The recent visit to Russia by a special representative of North Korean leader Kim Jong-un has highlighted Moscow's new opening to Pyongyang. It comes after other visits and meetings between Russians and North Koreans that have become more frequent of late.
Evidently, Russia is bidding to play a more active role on the Korean Peninsula and in Northeast Asia as a whole. By reactivating its policy on Pyongyang, Moscow is sending messages to Seoul, Tokyo, Washington and Beijing. These should be properly understood.

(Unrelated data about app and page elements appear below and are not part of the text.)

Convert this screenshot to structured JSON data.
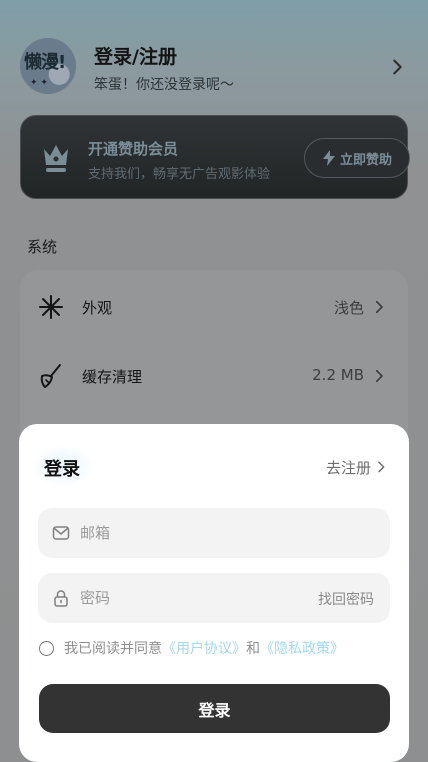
{
  "profile": {
    "avatar_text": "懒漫!",
    "title": "登录/注册",
    "subtitle": "笨蛋！你还没登录呢～"
  },
  "vip": {
    "title": "开通赞助会员",
    "subtitle": "支持我们，畅享无广告观影体验",
    "button_label": "立即赞助"
  },
  "settings": {
    "section_title": "系统",
    "items": [
      {
        "label": "外观",
        "value": "浅色",
        "icon": "sparkle-icon"
      },
      {
        "label": "缓存清理",
        "value": "2.2 MB",
        "icon": "broom-icon"
      }
    ]
  },
  "login_sheet": {
    "title": "登录",
    "register_link": "去注册",
    "email_placeholder": "邮箱",
    "password_placeholder": "密码",
    "forgot_password": "找回密码",
    "agree_prefix": "我已阅读并同意",
    "user_agreement": "《用户协议》",
    "agree_and": "和",
    "privacy_policy": "《隐私政策》",
    "login_button": "登录"
  },
  "colors": {
    "accent_link": "#a5d8ec",
    "primary_button": "#333333",
    "vip_text": "#7b8e98"
  }
}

The message to Seoul is that Moscow has regained a bit of influence in the North, which it can use in dealing with the South. This can refer both to stability-building economic projects, such as the proposed Trans-Korean gas pipeline and the rail link, and to security concerns such as the nuclear issue and the military standoff across the Demilitarized Zone.
Clearly, Moscow expects Seoul to stay away from the US-led sanctions drive against Russia. The Kremlin regards the sanctions as a means of war, and considers the sanctioning countries as unfriendly.
If Seoul wants to keep the good relationship with Moscow that emerged at the end of the Cold War, and even fill part of the niche vacated by Germany, it needs to protect its economic ties to Moscow from US pressure to curtail them.
The message to Tokyo is different. Japan has already crossed the line, in terms of anti-Russian sanctions. In response, Russia is toughening its position toward Japan. The window for resolving the long-running territorial dispute over the South Kuril Islands has closed. Rather than balancing China, as Japanese Prime Minister Shinzo Abe had hoped, Moscow is getting closer to Beijing, in both energy and military spheres.
Russia is also bolstering its own geopolitical and military presence in Northeast Asia. Following Washington's policy on Russia has its costs for Tokyo.
Washington, which now brands Russia as a member of the new "axis of evil," alongside the IS and Ebola, has, for the first time since the end of the Cold War, gained a major adversary.
Even though most Americans continue to see Russia as a declining power, the new confrontation promises to be long and tough. US strategic planners will have to factor Russia back in also in the Pacific, where China has emerged at the pinnacle of the Kissingerian triangle of Washington, Moscow and Beijing.
The message to Beijing is more subtle and much friendlier. Russia recognizes China's strength, respects its interests, and regards it as a close partner, valuing highly the relationship with it.
At the same time, Russia sees itself as a great power in its own right, which acts out of its own set of interests and underlying values.
To Beijing, Moscow can be a friend, but not a follower. Russian and Chinese positions on a great number of issues may coincide or overlap, but even there Moscow will act as its own man.
The Chinese will appreciate it: The Sino-Soviet alliance of the 1950s unraveled when the Russians failed to understand that China, even in its relative and temporary weakness at the time, never stopped thinking of itself as a great power, second to none.
Pyongyang may be tired of Beijing relaying US messages to them. North Koreans may hope to gain something from Moscow, which is now back in long-term conflict with Washington.
However, they, too, need to see the limits of their old game of playing one sponsor off another. To be a real player, North Korea needs to step out of its isolation and reenter the region.
Restarting the Six-Party Talks, as the North Korean leader suggested in his message to Russian President Vladimir Putin, is the right first step. Sending that message through Moscow, under the present circumstances, is a smart move.